To do:
Tally the lines in the listing below that contain "Content" and report the tally alone.

[[ Materials provided open ]]

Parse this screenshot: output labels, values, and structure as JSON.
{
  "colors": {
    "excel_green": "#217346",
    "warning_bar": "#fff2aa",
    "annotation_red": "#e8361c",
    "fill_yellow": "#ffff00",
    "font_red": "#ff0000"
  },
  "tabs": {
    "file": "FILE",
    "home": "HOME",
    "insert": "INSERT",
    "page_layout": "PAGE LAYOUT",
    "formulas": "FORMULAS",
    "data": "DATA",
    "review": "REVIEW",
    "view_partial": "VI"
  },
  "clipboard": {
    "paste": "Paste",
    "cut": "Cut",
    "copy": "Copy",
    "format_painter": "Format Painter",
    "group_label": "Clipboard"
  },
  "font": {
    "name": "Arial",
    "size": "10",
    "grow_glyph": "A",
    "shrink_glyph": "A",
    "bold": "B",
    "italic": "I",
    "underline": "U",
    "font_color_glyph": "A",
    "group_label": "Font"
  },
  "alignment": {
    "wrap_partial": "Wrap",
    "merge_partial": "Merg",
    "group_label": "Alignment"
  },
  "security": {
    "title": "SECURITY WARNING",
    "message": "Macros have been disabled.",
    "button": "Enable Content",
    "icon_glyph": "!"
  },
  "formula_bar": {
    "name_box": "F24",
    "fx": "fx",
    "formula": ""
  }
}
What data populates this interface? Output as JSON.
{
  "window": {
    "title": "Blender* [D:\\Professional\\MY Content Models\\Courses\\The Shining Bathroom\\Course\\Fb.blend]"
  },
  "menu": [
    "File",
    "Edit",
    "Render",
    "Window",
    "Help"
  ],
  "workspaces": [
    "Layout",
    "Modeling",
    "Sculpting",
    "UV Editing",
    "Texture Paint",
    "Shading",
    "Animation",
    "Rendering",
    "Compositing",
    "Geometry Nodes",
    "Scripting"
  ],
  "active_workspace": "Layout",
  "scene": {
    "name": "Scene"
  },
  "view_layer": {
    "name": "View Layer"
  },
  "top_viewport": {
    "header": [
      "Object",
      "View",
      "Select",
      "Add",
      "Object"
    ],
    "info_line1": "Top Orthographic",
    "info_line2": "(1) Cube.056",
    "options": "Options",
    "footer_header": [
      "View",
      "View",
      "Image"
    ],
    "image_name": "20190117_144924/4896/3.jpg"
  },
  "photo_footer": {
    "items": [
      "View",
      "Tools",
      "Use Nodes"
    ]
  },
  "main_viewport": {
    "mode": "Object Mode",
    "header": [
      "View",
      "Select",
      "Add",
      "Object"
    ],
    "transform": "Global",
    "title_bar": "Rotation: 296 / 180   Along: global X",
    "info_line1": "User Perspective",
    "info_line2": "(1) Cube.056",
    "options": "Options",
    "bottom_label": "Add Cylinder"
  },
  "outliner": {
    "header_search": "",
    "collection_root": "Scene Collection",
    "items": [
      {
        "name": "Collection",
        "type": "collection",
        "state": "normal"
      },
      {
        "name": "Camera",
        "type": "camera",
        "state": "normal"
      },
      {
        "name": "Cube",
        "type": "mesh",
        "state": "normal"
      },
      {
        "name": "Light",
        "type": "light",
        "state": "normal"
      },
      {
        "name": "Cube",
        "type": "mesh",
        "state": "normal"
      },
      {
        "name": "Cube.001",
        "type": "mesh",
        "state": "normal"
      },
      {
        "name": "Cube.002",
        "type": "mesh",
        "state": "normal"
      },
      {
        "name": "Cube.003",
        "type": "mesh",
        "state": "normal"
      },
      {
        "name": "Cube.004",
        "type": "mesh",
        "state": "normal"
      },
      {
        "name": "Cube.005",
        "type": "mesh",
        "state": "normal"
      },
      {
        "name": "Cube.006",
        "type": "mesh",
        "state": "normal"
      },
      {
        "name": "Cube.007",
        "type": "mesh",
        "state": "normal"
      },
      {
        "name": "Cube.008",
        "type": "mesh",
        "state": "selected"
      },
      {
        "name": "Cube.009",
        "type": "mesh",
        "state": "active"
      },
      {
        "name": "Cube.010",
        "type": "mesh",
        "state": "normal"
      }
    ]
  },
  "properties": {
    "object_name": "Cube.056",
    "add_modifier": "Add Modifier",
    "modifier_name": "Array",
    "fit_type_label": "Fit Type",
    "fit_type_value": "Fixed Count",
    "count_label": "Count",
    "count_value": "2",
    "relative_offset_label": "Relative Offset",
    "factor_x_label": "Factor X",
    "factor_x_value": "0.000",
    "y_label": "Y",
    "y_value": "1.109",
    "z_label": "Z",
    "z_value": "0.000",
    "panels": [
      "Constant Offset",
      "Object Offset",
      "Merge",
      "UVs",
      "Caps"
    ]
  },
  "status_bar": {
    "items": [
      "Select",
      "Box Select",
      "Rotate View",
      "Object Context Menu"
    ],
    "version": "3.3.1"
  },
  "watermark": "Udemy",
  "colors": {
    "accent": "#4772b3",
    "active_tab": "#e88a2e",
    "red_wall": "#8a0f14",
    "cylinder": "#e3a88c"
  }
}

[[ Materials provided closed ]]

Answer for this exercise:
2